I’d like to practise with short trips to playgrounds that she might likes. Maybe High Park, Vermont Square Park, and Dufferin Grove. Those are well-served by public transit in case I need to bail. Worst-case scenario, I can probably lock the bike up somewhere, take a picture and send the location to W-, and he can retrieve it. I’d rather avoid that, though.

I think it might be good to experiment with keeping things low-pressure.

  • I’ll take transit for classes, appointments, and other things I need to get to or leave in a fairly predictable manner. Even then, I’ll give people a heads-up that stuff might happen, and I’ll keep an oops fund in case I need to pay for last-minute cancellations or cab fares.
  • I won’t let any embarrassment about running late get in my way.
  • When making plans with friends, I’ll give them a heads-up, and I’ll trust in their being grown-ups who can replan or find something that works for them.
  • A- tends to stay at a park a long time once we get there, so maybe I can ping people once we arrive and then see if they want to meet up. I should wrap up a few hours before sunset, too, just in case.
  • Speaking of trust, I’ll also trust that people can make their own decisions about whether they want to hang out with us in a playground (with bubbles! and snacks!). I’ve been a little uncertain about hanging out with non-parent friends because of the stereotype of a kid-obsessed parent who can’t talk about much else, but parks can be nice to enjoy anyway, I’m starting to free up some coding and thinking time, and maybe people might want to hang out with kids because it’s rejuvenating.

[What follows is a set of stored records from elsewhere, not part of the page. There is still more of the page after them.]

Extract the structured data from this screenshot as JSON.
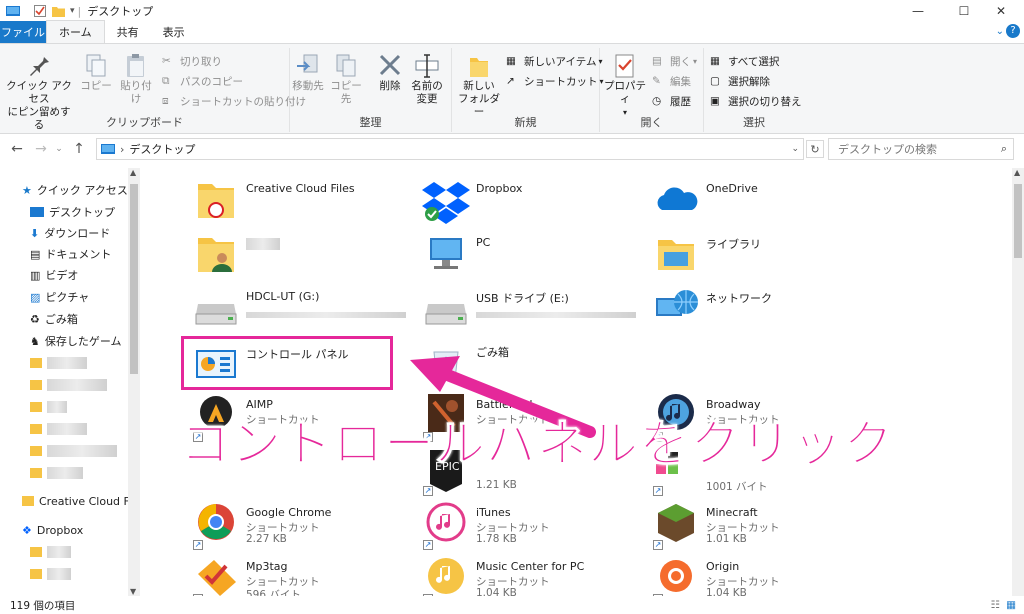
{
  "window": {
    "title": "デスクトップ",
    "min": "—",
    "max": "☐",
    "close": "✕"
  },
  "tabs": {
    "file": "ファイル",
    "home": "ホーム",
    "share": "共有",
    "view": "表示"
  },
  "ribbon": {
    "clipboard": {
      "label": "クリップボード",
      "pin": "クイック アクセスにピン留めする",
      "pin_l1": "クイック アクセス",
      "pin_l2": "にピン留めする",
      "copy": "コピー",
      "paste": "貼り付け",
      "cut": "切り取り",
      "copy_path": "パスのコピー",
      "paste_shortcut": "ショートカットの貼り付け"
    },
    "organize": {
      "label": "整理",
      "move": "移動先",
      "copyto": "コピー先",
      "delete": "削除",
      "rename_l1": "名前の",
      "rename_l2": "変更"
    },
    "new": {
      "label": "新規",
      "folder_l1": "新しい",
      "folder_l2": "フォルダー",
      "new_item": "新しいアイテム",
      "shortcut": "ショートカット"
    },
    "open": {
      "label": "開く",
      "properties": "プロパティ",
      "open": "開く",
      "edit": "編集",
      "history": "履歴"
    },
    "select": {
      "label": "選択",
      "all": "すべて選択",
      "none": "選択解除",
      "invert": "選択の切り替え"
    }
  },
  "address": {
    "path": "デスクトップ",
    "search_placeholder": "デスクトップの検索"
  },
  "sidebar": {
    "quick_access": "クイック アクセス",
    "items": [
      "デスクトップ",
      "ダウンロード",
      "ドキュメント",
      "ビデオ",
      "ピクチャ",
      "ごみ箱",
      "保存したゲーム"
    ],
    "creative_cloud": "Creative Cloud Files",
    "dropbox": "Dropbox"
  },
  "files": [
    {
      "name": "Creative Cloud Files",
      "sub": "",
      "size": ""
    },
    {
      "name": "Dropbox",
      "sub": "",
      "size": ""
    },
    {
      "name": "OneDrive",
      "sub": "",
      "size": ""
    },
    {
      "name": "",
      "sub": "",
      "size": ""
    },
    {
      "name": "PC",
      "sub": "",
      "size": ""
    },
    {
      "name": "ライブラリ",
      "sub": "",
      "size": ""
    },
    {
      "name": "HDCL-UT (G:)",
      "sub": "",
      "size": ""
    },
    {
      "name": "USB ドライブ (E:)",
      "sub": "",
      "size": ""
    },
    {
      "name": "ネットワーク",
      "sub": "",
      "size": ""
    },
    {
      "name": "コントロール パネル",
      "sub": "",
      "size": ""
    },
    {
      "name": "ごみ箱",
      "sub": "",
      "size": ""
    },
    {
      "name": "",
      "sub": "",
      "size": ""
    },
    {
      "name": "AIMP",
      "sub": "ショートカット",
      "size": ""
    },
    {
      "name": "Battlefield",
      "sub": "ショートカット",
      "size": ""
    },
    {
      "name": "Broadway",
      "sub": "ショートカット",
      "size": ""
    },
    {
      "name": "",
      "sub": "",
      "size": ""
    },
    {
      "name": "",
      "sub": "",
      "size": "1.21 KB"
    },
    {
      "name": "",
      "sub": "",
      "size": "1001 バイト"
    },
    {
      "name": "Google Chrome",
      "sub": "ショートカット",
      "size": "2.27 KB"
    },
    {
      "name": "iTunes",
      "sub": "ショートカット",
      "size": "1.78 KB"
    },
    {
      "name": "Minecraft",
      "sub": "ショートカット",
      "size": "1.01 KB"
    },
    {
      "name": "Mp3tag",
      "sub": "ショートカット",
      "size": "596 バイト"
    },
    {
      "name": "Music Center for PC",
      "sub": "ショートカット",
      "size": "1.04 KB"
    },
    {
      "name": "Origin",
      "sub": "ショートカット",
      "size": "1.04 KB"
    }
  ],
  "status": {
    "count": "119 個の項目"
  },
  "annotation": {
    "text": "コントロールパネルをクリック",
    "color": "#e5289a"
  },
  "colors": {
    "accent": "#1979ca",
    "highlight": "#e5289a"
  }
}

Biking opens up exciting possibilities. I don’t have to make it pay off entirely this year, or even worry about the break-even point compared to transit. I think a different experience of Toronto might be well worth it. It’s also good practice in adapting to situations and getting better at being playful. Looking forward to getting out more!